Volume 715: debated on Monday 7 December 2009

Question

Asked by

To ask Her Majesty's Government what would be the effect on public finances of charging all individuals who indicate they are non-domiciled for tax purposes a flat fee of £25,000 per annum instead of their measures for such people. [HL75]

The overall net Exchequer yield of introducing a flat £25,000 annual levy on all resident non-domiciled individuals is displayed in the table below.

Column one shows the additional amount raised above the changes introduced at the 2007 Pre-Budget Report.
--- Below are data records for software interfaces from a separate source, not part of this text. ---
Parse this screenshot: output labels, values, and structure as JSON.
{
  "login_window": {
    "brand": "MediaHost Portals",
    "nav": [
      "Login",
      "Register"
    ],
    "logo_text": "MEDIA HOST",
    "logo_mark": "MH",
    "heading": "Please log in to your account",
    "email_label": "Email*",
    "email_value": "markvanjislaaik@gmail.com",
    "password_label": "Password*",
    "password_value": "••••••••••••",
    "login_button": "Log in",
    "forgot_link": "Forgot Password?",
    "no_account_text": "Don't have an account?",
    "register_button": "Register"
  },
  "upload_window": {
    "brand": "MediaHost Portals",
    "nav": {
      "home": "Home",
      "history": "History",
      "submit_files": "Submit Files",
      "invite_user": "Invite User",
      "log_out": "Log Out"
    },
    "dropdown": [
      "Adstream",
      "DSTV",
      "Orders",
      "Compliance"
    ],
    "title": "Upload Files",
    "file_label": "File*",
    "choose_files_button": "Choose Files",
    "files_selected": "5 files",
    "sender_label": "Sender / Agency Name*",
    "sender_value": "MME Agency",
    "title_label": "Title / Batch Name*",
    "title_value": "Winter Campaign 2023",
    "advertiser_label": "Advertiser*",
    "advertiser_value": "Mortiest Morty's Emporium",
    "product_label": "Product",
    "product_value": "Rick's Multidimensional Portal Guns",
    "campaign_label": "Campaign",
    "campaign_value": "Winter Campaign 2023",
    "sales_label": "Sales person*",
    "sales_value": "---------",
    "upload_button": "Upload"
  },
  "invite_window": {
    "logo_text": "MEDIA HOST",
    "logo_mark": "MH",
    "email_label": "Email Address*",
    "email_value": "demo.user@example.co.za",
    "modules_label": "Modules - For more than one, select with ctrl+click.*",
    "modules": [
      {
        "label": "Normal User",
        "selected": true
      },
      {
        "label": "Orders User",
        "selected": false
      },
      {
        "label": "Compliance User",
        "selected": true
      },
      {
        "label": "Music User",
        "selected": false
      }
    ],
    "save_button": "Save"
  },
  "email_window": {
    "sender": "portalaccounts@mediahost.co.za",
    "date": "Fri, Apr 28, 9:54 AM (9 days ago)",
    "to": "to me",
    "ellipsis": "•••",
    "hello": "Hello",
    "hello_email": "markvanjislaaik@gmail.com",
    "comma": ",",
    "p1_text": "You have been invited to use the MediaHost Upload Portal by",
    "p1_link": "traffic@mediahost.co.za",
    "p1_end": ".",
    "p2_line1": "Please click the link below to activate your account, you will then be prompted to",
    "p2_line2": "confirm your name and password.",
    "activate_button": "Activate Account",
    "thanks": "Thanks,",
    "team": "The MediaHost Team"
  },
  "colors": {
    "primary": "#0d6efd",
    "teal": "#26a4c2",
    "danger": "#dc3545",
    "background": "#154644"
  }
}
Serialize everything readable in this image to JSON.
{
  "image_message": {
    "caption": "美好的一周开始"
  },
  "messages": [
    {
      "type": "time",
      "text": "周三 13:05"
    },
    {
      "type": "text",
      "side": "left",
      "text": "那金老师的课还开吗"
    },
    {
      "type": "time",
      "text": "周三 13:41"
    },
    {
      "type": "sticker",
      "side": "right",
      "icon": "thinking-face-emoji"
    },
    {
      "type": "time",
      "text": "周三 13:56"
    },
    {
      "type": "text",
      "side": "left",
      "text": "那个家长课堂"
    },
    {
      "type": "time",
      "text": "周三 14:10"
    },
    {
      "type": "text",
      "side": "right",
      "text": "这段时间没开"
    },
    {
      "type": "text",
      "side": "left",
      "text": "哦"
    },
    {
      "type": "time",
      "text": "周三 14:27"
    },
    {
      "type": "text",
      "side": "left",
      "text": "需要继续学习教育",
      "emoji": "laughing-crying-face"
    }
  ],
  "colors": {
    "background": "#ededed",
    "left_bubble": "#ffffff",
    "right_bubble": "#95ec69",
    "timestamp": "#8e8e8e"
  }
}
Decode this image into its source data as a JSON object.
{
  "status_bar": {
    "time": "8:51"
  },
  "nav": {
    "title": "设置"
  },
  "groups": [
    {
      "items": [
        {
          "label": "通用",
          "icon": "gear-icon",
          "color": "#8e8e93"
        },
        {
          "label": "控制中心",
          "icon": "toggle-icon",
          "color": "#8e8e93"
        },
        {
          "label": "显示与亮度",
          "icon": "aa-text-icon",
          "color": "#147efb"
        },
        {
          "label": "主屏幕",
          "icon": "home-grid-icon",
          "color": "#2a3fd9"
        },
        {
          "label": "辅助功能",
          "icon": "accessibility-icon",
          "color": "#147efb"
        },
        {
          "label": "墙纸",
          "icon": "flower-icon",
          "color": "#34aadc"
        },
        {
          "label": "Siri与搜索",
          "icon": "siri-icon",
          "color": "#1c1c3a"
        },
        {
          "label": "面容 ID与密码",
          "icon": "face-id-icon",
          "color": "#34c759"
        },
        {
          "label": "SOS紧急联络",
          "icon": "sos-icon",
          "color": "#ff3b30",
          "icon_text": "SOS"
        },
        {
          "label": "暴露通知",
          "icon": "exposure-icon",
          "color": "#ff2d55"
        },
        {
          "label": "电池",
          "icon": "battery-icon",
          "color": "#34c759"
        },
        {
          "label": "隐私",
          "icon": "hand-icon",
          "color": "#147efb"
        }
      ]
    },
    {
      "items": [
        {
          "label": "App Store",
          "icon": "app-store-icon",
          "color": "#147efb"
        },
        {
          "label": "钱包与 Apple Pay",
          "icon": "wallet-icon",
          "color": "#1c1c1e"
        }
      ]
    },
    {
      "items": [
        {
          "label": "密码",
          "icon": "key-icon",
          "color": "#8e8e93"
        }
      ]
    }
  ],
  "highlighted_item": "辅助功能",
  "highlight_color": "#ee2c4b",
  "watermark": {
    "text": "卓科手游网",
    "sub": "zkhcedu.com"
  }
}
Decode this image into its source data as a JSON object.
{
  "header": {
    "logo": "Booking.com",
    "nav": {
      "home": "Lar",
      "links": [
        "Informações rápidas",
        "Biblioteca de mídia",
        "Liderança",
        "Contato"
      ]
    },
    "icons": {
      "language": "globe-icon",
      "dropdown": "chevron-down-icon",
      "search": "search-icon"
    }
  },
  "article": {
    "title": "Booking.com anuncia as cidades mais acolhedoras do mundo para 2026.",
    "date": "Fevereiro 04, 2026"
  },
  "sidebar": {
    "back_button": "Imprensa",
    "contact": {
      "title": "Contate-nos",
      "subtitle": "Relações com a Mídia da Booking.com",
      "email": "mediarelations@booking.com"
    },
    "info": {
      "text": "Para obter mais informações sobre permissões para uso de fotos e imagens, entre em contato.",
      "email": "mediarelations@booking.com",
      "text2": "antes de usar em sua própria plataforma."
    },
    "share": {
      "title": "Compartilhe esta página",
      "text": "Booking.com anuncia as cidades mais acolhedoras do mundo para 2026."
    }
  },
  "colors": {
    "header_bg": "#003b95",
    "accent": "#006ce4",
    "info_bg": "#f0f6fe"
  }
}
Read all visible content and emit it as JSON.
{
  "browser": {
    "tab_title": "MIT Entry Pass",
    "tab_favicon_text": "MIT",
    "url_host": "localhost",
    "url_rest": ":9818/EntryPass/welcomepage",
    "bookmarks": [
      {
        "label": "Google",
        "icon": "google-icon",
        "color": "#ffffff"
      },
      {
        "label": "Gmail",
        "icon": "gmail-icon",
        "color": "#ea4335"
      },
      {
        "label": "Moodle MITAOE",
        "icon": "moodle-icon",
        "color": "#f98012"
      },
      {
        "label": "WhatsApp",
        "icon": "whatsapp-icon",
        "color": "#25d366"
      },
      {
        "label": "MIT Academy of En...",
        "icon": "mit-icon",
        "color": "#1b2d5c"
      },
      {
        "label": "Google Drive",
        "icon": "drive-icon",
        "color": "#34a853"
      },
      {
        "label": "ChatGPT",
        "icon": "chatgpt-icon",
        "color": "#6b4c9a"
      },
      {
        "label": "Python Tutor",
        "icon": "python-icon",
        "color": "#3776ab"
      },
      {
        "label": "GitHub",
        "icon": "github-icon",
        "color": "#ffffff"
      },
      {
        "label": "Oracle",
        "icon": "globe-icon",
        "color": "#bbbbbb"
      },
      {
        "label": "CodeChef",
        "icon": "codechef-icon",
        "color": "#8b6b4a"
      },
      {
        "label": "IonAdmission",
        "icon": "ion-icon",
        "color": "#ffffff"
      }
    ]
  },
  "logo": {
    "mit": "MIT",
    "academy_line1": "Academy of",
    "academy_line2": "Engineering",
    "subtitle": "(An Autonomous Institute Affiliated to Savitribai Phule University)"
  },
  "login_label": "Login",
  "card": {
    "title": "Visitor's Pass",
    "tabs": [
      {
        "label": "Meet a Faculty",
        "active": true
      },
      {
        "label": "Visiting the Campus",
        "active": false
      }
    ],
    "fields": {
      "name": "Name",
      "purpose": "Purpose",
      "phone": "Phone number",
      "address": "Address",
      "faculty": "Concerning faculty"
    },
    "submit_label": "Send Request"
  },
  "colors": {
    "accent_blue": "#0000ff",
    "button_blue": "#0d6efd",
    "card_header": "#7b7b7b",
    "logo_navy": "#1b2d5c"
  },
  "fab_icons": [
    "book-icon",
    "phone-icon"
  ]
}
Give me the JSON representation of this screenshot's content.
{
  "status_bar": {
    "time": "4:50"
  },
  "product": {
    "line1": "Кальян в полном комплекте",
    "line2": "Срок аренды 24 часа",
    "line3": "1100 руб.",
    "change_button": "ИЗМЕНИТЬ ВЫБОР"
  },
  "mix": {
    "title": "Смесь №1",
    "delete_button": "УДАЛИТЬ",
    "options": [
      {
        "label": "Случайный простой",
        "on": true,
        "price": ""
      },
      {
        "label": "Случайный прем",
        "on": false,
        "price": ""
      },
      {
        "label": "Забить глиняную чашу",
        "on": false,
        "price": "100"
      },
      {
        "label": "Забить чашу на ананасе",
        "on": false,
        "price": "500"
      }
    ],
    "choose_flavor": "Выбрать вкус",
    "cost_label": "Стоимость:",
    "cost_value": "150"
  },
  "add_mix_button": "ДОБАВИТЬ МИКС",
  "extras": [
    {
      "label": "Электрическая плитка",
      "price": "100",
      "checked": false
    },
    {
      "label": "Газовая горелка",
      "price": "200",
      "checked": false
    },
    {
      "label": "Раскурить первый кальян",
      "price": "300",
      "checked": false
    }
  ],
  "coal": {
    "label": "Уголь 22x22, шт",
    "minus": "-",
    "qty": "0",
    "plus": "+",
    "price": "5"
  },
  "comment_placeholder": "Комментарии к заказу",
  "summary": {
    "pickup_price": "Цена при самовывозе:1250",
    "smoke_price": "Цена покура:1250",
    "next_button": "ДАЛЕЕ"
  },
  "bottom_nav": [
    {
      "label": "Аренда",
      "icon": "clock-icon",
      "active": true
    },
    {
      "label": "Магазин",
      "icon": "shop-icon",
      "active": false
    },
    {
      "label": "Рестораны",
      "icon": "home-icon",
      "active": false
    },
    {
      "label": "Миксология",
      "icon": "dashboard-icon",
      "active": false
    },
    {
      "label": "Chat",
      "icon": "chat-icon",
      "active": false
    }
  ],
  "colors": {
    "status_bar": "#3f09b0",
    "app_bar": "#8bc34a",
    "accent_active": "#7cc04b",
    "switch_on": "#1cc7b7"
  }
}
Column 2 shows the amount this would raise if the Government had not introduced the 2007 Pre-Budget Report package.

Tax year

Exchequer yield relative to the post FA 2008 position

Exchequer yield relative to the pre-2008 position

2008-09

0

0

2009-10

350

1050

2010-11

150

650

2011-12

100

600

2012-13

50

550

£m nearest £50m

These figures are based on self-assessment returns for the tax year 2006-07.

It is assumed that the charge would be levied only on non-domiciled individuals who chose to pay tax on the remittance basis (as under the current FA08 rules). The remittance basis means that individuals are only liable to tax on their foreign income and gains to the extent that they are remitted to the UK. Those not wishing to pay the £25,000 charge for access to the remittance basis would be able to opt for the arising basis and pay income tax on all their foreign income whether remitted to the UK or not.

Secondly, it is assumed that the £25,000 charge will not replace all other tax liabilities on remitted foreign income and that resident non-domiciles on the remittance basis will continue to pay tax on income and gains remitted to the UK.

The revenue effect of levying a charge on all non-domiciled, both resident and non-resident, individuals is not available.